I couldn’t leave those books alone. Lunchtime, breaktime, there I was, the quiet, bookish spectacled child (no change there, I’m afraid), hunkered in a corner, buried in an Asterix. It became an addiction. So I was regularly pulled up for having a copy of Asterix Et Les Britons (imagine the headmangling I took for seeing English habits through a French lens, in a language I didn’t understand, and being too shy to ask why all the British warriors stopped fighting at four o’clock for cups of l’eau chaud) or Les Tresor Des Red Rackham open on my lap when I was supposed to be concentrating on my maths.
Which explains two things. My enduring love of comics, and my inability to add up without using my fingers.
Thinking about it, I was grokking those books rather than reading them. Scuse the Heinlein.
The other source of comicy goodness when I was little came from my Uncle Doug. I will, with his permission, talk more about my Heavy Metal Uncle at a later date, but for now let’s just discuss his exquisite good taste. Doug had a cupboard full of carefully boxed Corgi Bond cars, which I and my brother gleefully trashed in frantic reenactments of the car chases from Goldfinger. Doug had a cupboard full of mid-60’s TinTin reprints, which I snorted. They were familiar and strange at the same time. Guns suddenly went Bang instead of PAN. Snowy’s bark was just that, instead of the AIIIooo that Herge had written for him.
But this was just the core of the motherlode. He also had a pile of Marvel and Mad annuals, and it was these that well and truly spun my head the wrong way on it’s thread. Early adventures of the Avengers and Iron Man were snarfed next to the exquisite parodies and appalling jokes of Mort Drucker, Don Martin, Wally Wood and (yes, finally, we get to the point) Will Elder.
The news last week that Will had died at the age of ninety-five dried something up in me. I would spend hours poring over the insanely detailed artwork he would regularly fire off for Mad. Here’s an example that seems to be popping up quite a bit in the backwash of the announcement: RESTAURANT.
He was an extraordinary draughtsman, an amazing storyteller, and to my mind should be lauded with the guy I frequently used to mix him up with, Will Eisner.
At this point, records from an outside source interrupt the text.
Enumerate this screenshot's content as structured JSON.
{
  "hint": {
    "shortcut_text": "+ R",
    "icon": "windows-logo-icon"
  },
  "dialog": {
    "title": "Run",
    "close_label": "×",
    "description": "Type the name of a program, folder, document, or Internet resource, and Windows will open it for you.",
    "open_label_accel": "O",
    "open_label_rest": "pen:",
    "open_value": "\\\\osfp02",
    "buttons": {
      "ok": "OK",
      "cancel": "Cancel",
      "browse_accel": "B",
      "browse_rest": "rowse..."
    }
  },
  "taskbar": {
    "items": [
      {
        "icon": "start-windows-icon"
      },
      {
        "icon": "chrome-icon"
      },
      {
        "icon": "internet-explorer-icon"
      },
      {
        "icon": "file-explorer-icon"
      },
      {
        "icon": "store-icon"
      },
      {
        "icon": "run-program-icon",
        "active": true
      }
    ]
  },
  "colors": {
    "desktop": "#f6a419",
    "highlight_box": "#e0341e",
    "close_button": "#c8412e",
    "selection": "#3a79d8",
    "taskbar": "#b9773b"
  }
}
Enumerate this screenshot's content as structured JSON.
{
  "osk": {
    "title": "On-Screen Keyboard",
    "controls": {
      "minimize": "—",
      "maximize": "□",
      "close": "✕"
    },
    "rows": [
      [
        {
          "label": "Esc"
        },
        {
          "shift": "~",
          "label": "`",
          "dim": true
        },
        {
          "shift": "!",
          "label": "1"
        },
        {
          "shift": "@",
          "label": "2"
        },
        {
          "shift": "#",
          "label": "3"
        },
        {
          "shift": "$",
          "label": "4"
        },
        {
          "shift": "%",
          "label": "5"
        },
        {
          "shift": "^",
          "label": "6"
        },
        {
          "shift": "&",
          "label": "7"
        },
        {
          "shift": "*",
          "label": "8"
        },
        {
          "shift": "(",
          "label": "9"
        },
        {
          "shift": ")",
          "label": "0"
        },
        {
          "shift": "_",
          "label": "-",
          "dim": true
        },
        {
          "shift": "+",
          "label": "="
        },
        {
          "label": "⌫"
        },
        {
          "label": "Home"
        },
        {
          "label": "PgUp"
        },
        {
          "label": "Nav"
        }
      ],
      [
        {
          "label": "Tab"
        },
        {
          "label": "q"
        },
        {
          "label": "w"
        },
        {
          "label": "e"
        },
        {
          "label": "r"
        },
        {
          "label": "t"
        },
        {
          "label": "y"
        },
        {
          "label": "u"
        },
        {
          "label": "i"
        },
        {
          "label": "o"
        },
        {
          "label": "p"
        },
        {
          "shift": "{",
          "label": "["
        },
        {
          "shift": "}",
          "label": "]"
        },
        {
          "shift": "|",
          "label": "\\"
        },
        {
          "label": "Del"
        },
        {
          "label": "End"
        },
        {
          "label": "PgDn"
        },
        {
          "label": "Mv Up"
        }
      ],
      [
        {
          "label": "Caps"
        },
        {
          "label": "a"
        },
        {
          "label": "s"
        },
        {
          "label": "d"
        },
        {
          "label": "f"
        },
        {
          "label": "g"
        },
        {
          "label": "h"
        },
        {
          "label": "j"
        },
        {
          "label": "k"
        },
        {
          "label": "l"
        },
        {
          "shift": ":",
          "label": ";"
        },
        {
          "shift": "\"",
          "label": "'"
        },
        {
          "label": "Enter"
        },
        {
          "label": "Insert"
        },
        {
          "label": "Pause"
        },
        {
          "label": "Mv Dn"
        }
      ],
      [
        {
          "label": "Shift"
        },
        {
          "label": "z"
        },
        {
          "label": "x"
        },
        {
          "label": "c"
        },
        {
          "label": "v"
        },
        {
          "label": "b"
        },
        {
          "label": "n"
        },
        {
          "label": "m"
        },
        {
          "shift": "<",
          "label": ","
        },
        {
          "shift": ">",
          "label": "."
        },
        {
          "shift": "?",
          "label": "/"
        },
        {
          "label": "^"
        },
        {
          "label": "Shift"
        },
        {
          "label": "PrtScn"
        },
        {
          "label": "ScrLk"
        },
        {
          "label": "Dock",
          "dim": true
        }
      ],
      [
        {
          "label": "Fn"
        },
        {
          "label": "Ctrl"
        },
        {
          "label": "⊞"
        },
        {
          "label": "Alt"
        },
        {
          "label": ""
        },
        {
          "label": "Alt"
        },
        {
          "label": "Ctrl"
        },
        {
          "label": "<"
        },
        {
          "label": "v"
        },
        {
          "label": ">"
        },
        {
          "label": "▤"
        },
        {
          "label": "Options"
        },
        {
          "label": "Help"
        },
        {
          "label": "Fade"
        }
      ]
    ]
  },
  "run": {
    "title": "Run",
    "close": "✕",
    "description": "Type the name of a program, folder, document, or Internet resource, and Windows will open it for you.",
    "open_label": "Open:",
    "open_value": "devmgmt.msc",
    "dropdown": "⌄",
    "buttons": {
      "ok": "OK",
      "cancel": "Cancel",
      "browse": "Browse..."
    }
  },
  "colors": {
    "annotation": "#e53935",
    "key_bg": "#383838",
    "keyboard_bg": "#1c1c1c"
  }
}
Through such errors are other great connections made. It should be pointed out, though, that you only assert that Will Elder created The Spirit to a comics-literate crowd once. Believe me, the memory still brings a flush up my collar.
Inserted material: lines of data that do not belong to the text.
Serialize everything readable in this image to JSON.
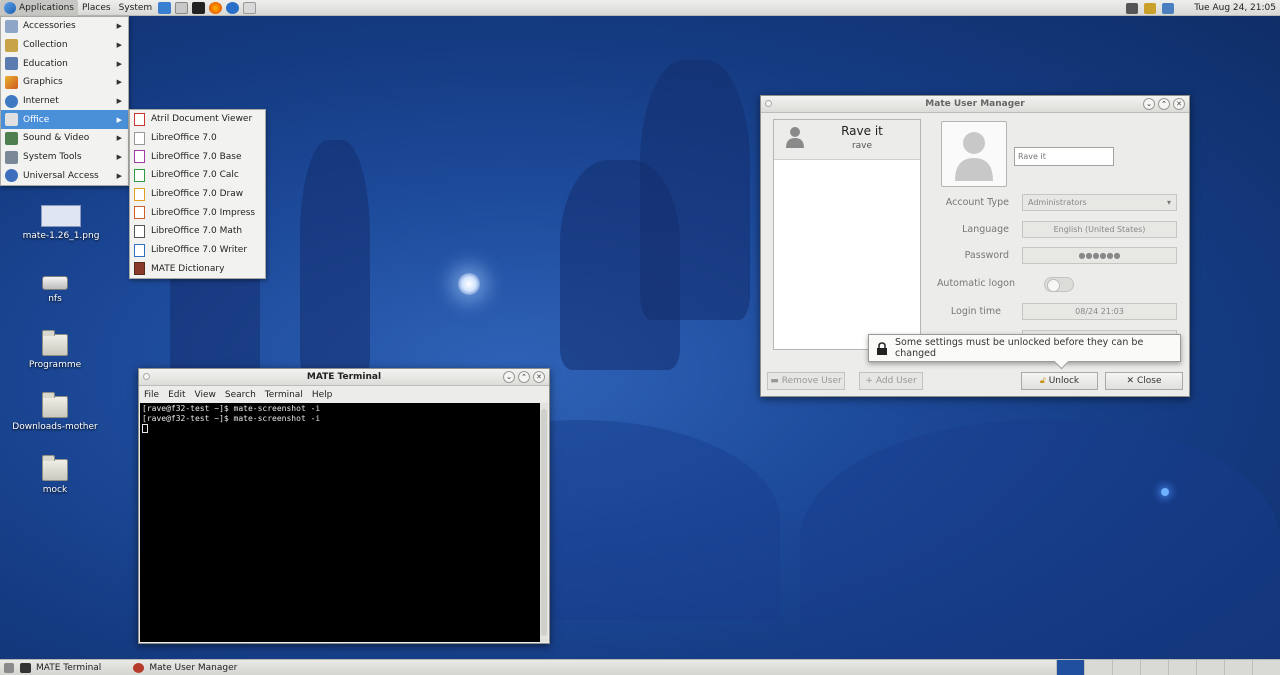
{
  "top_panel": {
    "menus": [
      "Applications",
      "Places",
      "System"
    ],
    "clock": "Tue Aug 24, 21:05"
  },
  "app_menu": {
    "items": [
      {
        "label": "Accessories",
        "icon": "accessories-icon"
      },
      {
        "label": "Collection",
        "icon": "collection-icon"
      },
      {
        "label": "Education",
        "icon": "education-icon"
      },
      {
        "label": "Graphics",
        "icon": "graphics-icon"
      },
      {
        "label": "Internet",
        "icon": "internet-icon"
      },
      {
        "label": "Office",
        "icon": "office-icon",
        "selected": true
      },
      {
        "label": "Sound & Video",
        "icon": "sound-video-icon"
      },
      {
        "label": "System Tools",
        "icon": "system-tools-icon"
      },
      {
        "label": "Universal Access",
        "icon": "universal-access-icon"
      }
    ],
    "office_submenu": [
      "Atril Document Viewer",
      "LibreOffice 7.0",
      "LibreOffice 7.0 Base",
      "LibreOffice 7.0 Calc",
      "LibreOffice 7.0 Draw",
      "LibreOffice 7.0 Impress",
      "LibreOffice 7.0 Math",
      "LibreOffice 7.0 Writer",
      "MATE Dictionary"
    ]
  },
  "desktop_icons": [
    {
      "label": "mate-1.26_1.png"
    },
    {
      "label": "nfs"
    },
    {
      "label": "Programme"
    },
    {
      "label": "Downloads-mother"
    },
    {
      "label": "mock"
    }
  ],
  "terminal": {
    "title": "MATE Terminal",
    "menu": [
      "File",
      "Edit",
      "View",
      "Search",
      "Terminal",
      "Help"
    ],
    "lines": [
      "[rave@f32-test ~]$ mate-screenshot -i",
      "[rave@f32-test ~]$ mate-screenshot -i"
    ]
  },
  "user_manager": {
    "title": "Mate User Manager",
    "user_display_name": "Rave it",
    "user_login": "rave",
    "name_field": "Rave it",
    "labels": {
      "account_type": "Account Type",
      "language": "Language",
      "password": "Password",
      "automatic_logon": "Automatic logon",
      "login_time": "Login time"
    },
    "values": {
      "account_type": "Administrators",
      "language": "English (United States)",
      "password": "●●●●●●",
      "login_time": "08/24 21:03"
    },
    "buttons": {
      "remove_user": "Remove User",
      "add_user": "Add User",
      "unlock": "Unlock",
      "close": "Close"
    },
    "tooltip": "Some settings must be unlocked before they can be changed"
  },
  "taskbar": {
    "tasks": [
      "MATE Terminal",
      "Mate User Manager"
    ]
  }
}
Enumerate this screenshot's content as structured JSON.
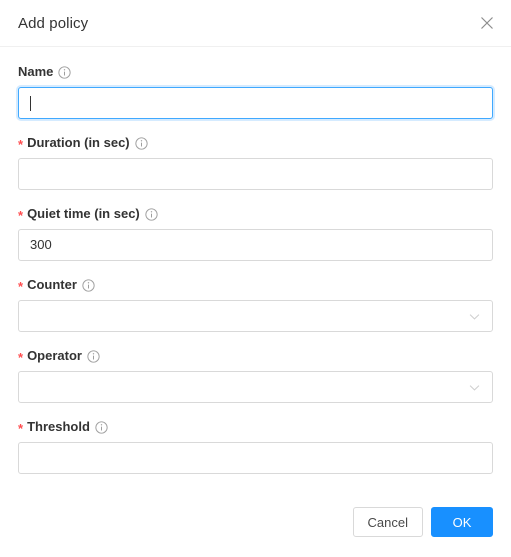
{
  "dialog": {
    "title": "Add policy",
    "close_icon": "close-icon"
  },
  "colors": {
    "accent": "#1890ff",
    "focus_border": "#40a9ff",
    "required_asterisk": "#ff4d4f",
    "border": "#d9d9d9",
    "label_text": "#333333",
    "divider": "#f0f0f0",
    "background": "#ffffff"
  },
  "fields": [
    {
      "key": "name",
      "label": "Name",
      "required": false,
      "required_marker": "",
      "info_icon": "info-circle-icon",
      "type": "text",
      "value": "",
      "placeholder": "",
      "focused": true
    },
    {
      "key": "duration",
      "label": "Duration (in sec)",
      "required": true,
      "required_marker": "*",
      "info_icon": "info-circle-icon",
      "type": "text",
      "value": "",
      "placeholder": "",
      "focused": false
    },
    {
      "key": "quiet_time",
      "label": "Quiet time (in sec)",
      "required": true,
      "required_marker": "*",
      "info_icon": "info-circle-icon",
      "type": "text",
      "value": "300",
      "placeholder": "",
      "focused": false
    },
    {
      "key": "counter",
      "label": "Counter",
      "required": true,
      "required_marker": "*",
      "info_icon": "info-circle-icon",
      "type": "select",
      "value": "",
      "placeholder": "",
      "dropdown_icon": "chevron-down-icon",
      "focused": false
    },
    {
      "key": "operator",
      "label": "Operator",
      "required": true,
      "required_marker": "*",
      "info_icon": "info-circle-icon",
      "type": "select",
      "value": "",
      "placeholder": "",
      "dropdown_icon": "chevron-down-icon",
      "focused": false
    },
    {
      "key": "threshold",
      "label": "Threshold",
      "required": true,
      "required_marker": "*",
      "info_icon": "info-circle-icon",
      "type": "text",
      "value": "",
      "placeholder": "",
      "focused": false
    }
  ],
  "footer": {
    "cancel_label": "Cancel",
    "ok_label": "OK"
  }
}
Will Elder’s work was a gateway to some serious influences on my creative life, and fostered an enduring love in clean, cartoony and complex illustration. It’s a heartcracker that he’s gone, but I’m forever grateful for the path on which he put me.
Hey Will, how’s yer ma?
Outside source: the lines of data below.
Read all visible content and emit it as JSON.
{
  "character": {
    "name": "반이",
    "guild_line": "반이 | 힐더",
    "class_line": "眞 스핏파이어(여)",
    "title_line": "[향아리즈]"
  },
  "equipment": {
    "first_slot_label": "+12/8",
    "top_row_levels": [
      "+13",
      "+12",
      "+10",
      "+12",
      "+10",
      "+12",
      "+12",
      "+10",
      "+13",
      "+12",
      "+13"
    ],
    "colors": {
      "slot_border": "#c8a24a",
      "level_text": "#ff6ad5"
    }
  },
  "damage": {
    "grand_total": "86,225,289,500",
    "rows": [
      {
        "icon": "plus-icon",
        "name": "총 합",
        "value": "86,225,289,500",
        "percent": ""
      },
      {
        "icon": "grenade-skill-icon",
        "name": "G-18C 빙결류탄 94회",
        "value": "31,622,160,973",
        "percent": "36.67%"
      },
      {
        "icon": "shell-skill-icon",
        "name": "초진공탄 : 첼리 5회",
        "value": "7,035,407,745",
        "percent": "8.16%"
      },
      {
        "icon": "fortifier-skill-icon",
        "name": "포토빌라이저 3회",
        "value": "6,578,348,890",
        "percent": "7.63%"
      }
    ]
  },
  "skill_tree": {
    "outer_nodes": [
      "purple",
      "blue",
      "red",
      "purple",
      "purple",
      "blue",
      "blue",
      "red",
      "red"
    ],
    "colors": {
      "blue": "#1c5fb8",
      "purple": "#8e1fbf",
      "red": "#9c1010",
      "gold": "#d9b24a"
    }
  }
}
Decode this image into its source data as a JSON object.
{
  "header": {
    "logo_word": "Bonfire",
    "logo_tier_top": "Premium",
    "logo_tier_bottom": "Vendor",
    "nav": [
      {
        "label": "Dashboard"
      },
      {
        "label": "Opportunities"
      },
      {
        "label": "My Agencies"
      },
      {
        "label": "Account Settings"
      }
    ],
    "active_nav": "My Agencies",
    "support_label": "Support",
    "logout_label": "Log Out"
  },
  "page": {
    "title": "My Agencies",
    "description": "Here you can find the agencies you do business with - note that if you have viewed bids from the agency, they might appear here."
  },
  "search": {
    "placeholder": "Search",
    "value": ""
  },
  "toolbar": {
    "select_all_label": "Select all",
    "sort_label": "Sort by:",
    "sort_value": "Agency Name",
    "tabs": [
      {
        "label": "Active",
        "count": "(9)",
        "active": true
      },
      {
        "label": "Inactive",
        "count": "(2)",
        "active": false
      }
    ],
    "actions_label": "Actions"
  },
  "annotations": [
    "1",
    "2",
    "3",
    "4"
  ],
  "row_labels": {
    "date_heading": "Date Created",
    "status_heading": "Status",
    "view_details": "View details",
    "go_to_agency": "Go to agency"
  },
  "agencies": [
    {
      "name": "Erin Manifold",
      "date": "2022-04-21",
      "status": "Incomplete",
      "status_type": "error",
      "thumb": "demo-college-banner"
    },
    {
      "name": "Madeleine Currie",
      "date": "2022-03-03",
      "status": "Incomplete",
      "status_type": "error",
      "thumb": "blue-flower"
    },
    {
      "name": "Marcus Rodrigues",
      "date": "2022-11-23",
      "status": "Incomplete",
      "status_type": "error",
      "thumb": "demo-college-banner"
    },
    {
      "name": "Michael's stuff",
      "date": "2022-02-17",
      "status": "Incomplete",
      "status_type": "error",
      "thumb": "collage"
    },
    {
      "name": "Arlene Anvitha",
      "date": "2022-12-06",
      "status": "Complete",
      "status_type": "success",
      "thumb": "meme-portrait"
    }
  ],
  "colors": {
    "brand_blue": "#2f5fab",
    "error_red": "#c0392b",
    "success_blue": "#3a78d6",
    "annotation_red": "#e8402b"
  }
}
…and the quote of the day…
Katherine has a pink button on her backpack which reads “I’m not shy, I’m studying my prey.”